By Leah R. Gramlow RD, Open Arms Volunteer
Happy National Nutrition Month! Let's kick off the month with a challenge to eat more fruits and vegetables.
As a rule of thumb, half of your plate at mealtimes should consist entirely of fruits and vegetables. The current recommendation is five servings or more every day. Fruits and vegetables are packed with flavor and have the added benefits of fiber, vitamins, minerals, antioxidants and little-known chemicals called phytochemicals (pronounced fight-o-chemicals). Eating a diet rich in fruits and vegetables has also been shown to reduce the risk of certain cancers.
The fiber in fruits and vegetables can provide a feeling of fullness after eating a meal. Consuming enough fiber (at least 25 grams per day) can help you lose weight, reduce cholesterol levels in the blood and can also prevent a disease of the intestines called diverticulitis. Antioxidants that are found in fruits and vegetables include vitamin E, vitamin C, beta-carotene and selenium. Antioxidants can help prevent blood clots, heart attacks and some cancers.
Not only is it important to eat five servings every day, but it is also important to eat different colors of fruits and vegetables. The colors come from naturally occurring compounds called phytochemicals that can reduce the risk of certain cancers and heart disease. Examples include sweet potatoes containing beta-carotene and tomatoes containing lycopene. These benefits can only be reaped from whole fruits and vegetables. Supplements cannot provide everything a whole fruit or vegetable can.

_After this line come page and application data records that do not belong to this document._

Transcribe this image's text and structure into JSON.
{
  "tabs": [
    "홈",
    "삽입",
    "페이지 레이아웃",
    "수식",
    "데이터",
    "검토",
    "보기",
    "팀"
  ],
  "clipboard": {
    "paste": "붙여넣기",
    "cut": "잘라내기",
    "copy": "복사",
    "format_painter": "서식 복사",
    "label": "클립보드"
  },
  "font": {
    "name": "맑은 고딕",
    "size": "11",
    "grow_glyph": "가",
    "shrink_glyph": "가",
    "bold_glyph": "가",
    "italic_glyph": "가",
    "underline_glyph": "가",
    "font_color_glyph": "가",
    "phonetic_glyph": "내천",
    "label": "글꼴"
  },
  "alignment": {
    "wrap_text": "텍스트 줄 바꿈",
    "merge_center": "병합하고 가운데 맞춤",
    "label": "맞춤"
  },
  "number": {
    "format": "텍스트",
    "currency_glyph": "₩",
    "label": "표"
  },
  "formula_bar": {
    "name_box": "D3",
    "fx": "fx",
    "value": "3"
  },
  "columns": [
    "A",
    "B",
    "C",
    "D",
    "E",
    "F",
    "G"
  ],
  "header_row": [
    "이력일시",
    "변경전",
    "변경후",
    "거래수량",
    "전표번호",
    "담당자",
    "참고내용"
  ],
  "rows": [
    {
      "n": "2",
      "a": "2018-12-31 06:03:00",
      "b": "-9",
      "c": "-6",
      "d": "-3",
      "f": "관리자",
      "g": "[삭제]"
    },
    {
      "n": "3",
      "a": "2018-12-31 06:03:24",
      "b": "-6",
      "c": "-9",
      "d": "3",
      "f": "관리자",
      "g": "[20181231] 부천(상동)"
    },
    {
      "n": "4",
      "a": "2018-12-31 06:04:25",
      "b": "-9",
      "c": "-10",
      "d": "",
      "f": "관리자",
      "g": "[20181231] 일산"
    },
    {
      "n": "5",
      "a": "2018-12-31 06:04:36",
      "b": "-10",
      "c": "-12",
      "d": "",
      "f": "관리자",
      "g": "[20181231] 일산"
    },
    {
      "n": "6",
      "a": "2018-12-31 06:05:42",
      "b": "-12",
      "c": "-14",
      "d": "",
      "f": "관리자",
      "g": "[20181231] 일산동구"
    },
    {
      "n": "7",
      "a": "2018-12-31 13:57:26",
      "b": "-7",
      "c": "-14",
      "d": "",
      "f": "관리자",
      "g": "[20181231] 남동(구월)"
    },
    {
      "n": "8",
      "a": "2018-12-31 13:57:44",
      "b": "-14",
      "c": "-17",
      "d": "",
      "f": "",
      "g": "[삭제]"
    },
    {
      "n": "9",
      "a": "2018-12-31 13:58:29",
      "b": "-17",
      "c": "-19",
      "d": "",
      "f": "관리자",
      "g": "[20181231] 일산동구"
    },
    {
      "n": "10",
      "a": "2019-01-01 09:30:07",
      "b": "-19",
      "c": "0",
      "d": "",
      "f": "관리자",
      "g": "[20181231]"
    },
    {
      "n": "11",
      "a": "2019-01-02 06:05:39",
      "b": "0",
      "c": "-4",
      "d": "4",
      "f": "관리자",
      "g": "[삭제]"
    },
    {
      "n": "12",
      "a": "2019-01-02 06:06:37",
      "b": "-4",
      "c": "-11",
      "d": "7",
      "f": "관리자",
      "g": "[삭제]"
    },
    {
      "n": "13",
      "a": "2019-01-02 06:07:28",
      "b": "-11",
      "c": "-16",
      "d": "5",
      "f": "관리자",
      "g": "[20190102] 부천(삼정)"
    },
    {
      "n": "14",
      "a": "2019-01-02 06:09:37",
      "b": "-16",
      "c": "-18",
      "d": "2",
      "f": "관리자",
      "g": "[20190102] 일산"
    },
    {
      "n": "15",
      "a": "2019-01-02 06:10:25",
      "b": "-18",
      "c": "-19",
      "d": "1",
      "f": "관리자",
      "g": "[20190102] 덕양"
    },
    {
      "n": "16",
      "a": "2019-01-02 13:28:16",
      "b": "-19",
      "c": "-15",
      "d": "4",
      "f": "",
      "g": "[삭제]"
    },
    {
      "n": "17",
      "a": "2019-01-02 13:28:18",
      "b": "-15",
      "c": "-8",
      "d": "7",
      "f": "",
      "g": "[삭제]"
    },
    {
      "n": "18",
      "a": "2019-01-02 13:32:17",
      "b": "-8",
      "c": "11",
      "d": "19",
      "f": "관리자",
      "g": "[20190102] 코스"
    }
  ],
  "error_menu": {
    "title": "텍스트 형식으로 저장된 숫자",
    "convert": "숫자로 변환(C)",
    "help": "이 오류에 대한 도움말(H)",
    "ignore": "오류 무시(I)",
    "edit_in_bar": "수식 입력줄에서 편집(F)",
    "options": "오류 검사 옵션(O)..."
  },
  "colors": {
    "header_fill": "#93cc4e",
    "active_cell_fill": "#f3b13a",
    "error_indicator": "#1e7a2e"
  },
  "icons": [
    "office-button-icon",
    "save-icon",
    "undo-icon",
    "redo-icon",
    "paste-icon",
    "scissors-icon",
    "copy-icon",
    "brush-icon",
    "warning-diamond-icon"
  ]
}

To increase your intake of fruits and vegetables, try eating them as snacks throughout the day and make sure every meal contains at least one to two servings. Vegetables can be served as a side dish or added into other foods such as soup, stir fry or pasta dishes. Fresh, canned or frozen fruits and vegetables are all great to use depending on the season or your recipe. When buying canned goods be sure to buy vegetables with labels that say ‘low sodium’ and fruits that are not packed in heavy syrup.
Next time you get groceries, fill up half of your cart with fruits and vegetables so you can fill up half of your plate! The two recipes featured this week will help you achieve this first challenge.